The EU has decided to control its natural gas supply in order to prevent a serious supply shock this winter. But by giving states a lot more leeway, the group has lowered its standards.
The voluntary target to reduce gas use by 15% between August and March 2023 was accepted on Tuesday by EU energy ministers. This decrease is measured against each country’s average gas consumption for the same months over the previous five years.
Last week, the EU Commission announced the 15% objective in its “Save Gas for a Safe Winter” strategy. The strategy also includes a proposal for a new law that, if put into effect, would give the EU Commission the power to compel governments to meet the necessary reduction targets in dire situations.
However, in light of some countries’ concerns during the past several days and their varying degrees of storage capacity and dependence on gas, the EU has been compelled to make significant concessions.
The mandatory demand reduction target of 15% will no longer apply to countries that are not connected to other members’ gas networks, according to the EU Council, the political union of the bloc, because “they would not be able to free up significant volumes of pipeline gas to the benefit of other member states.”
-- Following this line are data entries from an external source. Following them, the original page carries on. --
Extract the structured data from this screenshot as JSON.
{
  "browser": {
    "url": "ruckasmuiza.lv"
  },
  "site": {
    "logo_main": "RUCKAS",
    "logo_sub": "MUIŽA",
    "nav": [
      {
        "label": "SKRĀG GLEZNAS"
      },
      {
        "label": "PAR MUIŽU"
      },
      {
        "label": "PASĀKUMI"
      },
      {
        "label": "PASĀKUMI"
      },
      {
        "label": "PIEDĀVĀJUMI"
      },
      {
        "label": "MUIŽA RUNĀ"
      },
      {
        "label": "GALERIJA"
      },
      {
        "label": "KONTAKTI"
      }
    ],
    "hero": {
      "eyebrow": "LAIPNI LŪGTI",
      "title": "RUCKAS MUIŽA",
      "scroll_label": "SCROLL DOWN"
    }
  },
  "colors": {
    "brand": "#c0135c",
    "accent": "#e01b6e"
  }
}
The Council also listed other instances, such as those in which states surpass their gas storage caps or disproportionately depend on gas to power critical businesses, that could allow the adjustment of the reduction target. To become law, the proposals still need to be endorsed by at least 15 of the bloc’s 27 members, or 65 percent of its total populace.
Separately, the Commission’s proposal to establish mandatory reduction objectives will require a different vote from the bloc.
The timing of the EU
The EU has been motivated to hunt for alternate energy sources and fast fill its gas storage tanks in time for winter by the very real danger that Moscow could cut off the supply.
Reducing Russian gas imports won’t be simple for many EU countries that have historically relied on Moscow’s supplies to power their homes and industries. According to the International Energy Agency, the country would provide about 45% of the bloc’s total gas imports in 2021.
It has come a long way thus far. The EU is already moving quickly to diminish its dependence on Moscow by expanding its imports of liquefied natural gas and promising to cut its usage of Russian gas by 66 percent before the end of the year.
The need for air conditioning has intensified, though, as a result of a historic heatwave that saw temperatures above 40 degrees Celsius (104 degrees Fahrenheit) in some areas of the continent last week.
According to Enagas, the manager of Spain’s gas transmission system, the demand for natural gas to produce electricity hit a new record of 800 gigawatt-hours earlier this month.
It may be challenging for Europe to replenish its supplies before the fall season, which will arrive in a few months due to high gas demand and severely reduced Russian flow rates.
The alliance wants at least 80% of member states’ gas tanks to be filled by November.
Gas Infrastructure Europe reports that they are presently 67 percent full. Compared to this time last year, that is a significant increase.But last week, Fatih Birol, executive director of the International Energy Agency, cautioned that Europe must prepare for a “long, horrible winter” and dubbed the situation “perilous.”
Suppose Russia stops exporting gas starting in October. In that case, the IEA expects that supply interruption will still happen early the next year, even if European countries can fill their gas reserves to 90% of their maximum levels.